Is this little-known company the next ‘Monster’ IPO?

Right now, this ‘screaming BUY’ stock is trading at a steep discount from its IPO price, but it looks like the sky is the limit in the years ahead.

Because this North American company is the clear leader in its field which is estimated to be worth US$261 BILLION by 2025.

The Motley Fool UK analyst team has just published a comprehensive report that shows you exactly why we believe it has so much upside potential.

But I warn you, you’ll need to act quickly, given how fast this ‘Monster IPO’ is already moving.

Click here to see how you can get a copy of this report for yourself today

More on Personal Finance

Note paper with question mark on orange background
Personal Finance

Should you invest your ISA in a model portfolio?

Which model ISA portfolios offer both high performance and low fees? Hargreaves Lansdown, Interactive Investor and AJ Bell go under…

Read more »

Economic Uncertainty Ahead Sign With Stormy Background
Personal Finance

Is it time to exit emerging markets investments?

Investors may well be sitting on losses from emerging markets funds. Is it worth keeping the faith for a sustained…

Read more »

Personal Finance

Share trading? Three shares with turnaround potential

Share trading has been difficult in 2022, but which companies have turnaround potential? Jo Groves takes a closer look at…

Read more »

Man using credit card and smartphone for purchasing goods online.
Personal Finance

Revealed! Why Gen Z may be the savviest generation when it comes to credit cards

New research reveals that Gen Z may be the most astute when it comes to credit cards. But why? And…

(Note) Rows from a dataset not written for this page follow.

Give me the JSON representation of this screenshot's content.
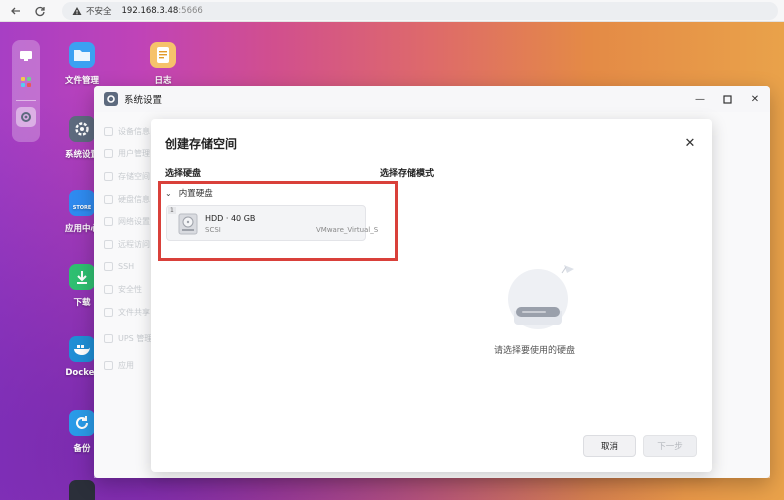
{
  "browser": {
    "security_label": "不安全",
    "url_host": "192.168.3.48",
    "url_port": ":5666"
  },
  "desktop": {
    "icons": [
      {
        "label": "文件管理",
        "icon": "folder-icon"
      },
      {
        "label": "日志",
        "icon": "log-icon"
      },
      {
        "label": "系统设置",
        "icon": "gear-icon"
      },
      {
        "label": "应用中心",
        "icon": "store-icon"
      },
      {
        "label": "下载",
        "icon": "download-icon"
      },
      {
        "label": "Docker",
        "icon": "docker-icon"
      },
      {
        "label": "备份",
        "icon": "backup-icon"
      }
    ],
    "store_badge": "STORE"
  },
  "settings_window": {
    "title": "系统设置",
    "sidebar": [
      {
        "label": "设备信息"
      },
      {
        "label": "用户管理"
      },
      {
        "label": "存储空间"
      },
      {
        "label": "硬盘信息"
      },
      {
        "label": "网络设置"
      },
      {
        "label": "远程访问"
      },
      {
        "label": "SSH"
      },
      {
        "label": "安全性"
      },
      {
        "label": "文件共享"
      },
      {
        "label": "UPS 管理"
      },
      {
        "label": "应用"
      }
    ]
  },
  "dialog": {
    "title": "创建存储空间",
    "select_disk_label": "选择硬盘",
    "select_mode_label": "选择存储模式",
    "group_label": "内置硬盘",
    "disk": {
      "index": "1",
      "name": "HDD · 40 GB",
      "interface": "SCSI",
      "model": "VMware_Virtual_S"
    },
    "empty_hint": "请选择要使用的硬盘",
    "cancel_label": "取消",
    "next_label": "下一步"
  },
  "colors": {
    "highlight_border": "#d9403a",
    "dialog_bg": "#ffffff"
  }
}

Read more »

Environmental technology concept.
Personal Finance

The 10 best-performing sectors for ISA investors

The best-performing sectors over the past year invested in real assets such as infrastructure, but is this trend set to…

Read more »

Road sign warning of a risk ahead
Personal Finance

Recession risk ‘on the rise’: is it time for investors to worry?

A major global bank has suggested the risk of a recession in the UK is 'on the rise'. So, should…

Read more »

pensive bearded business man sitting on chair looking out of the window
Personal Finance

1 in 4 cutting back on investments amid cost of living crisis

New research shows one in four investors have cut back on their investing contributions to cope with the rising cost…

Read more »

Image of person checking their shares portfolio on mobile phone and computer
Personal Finance

The 10 most popular stocks among UK investors so far this year

As the new tax year kicks off, here's a look at some of the most popular stocks among UK investors…

Read more »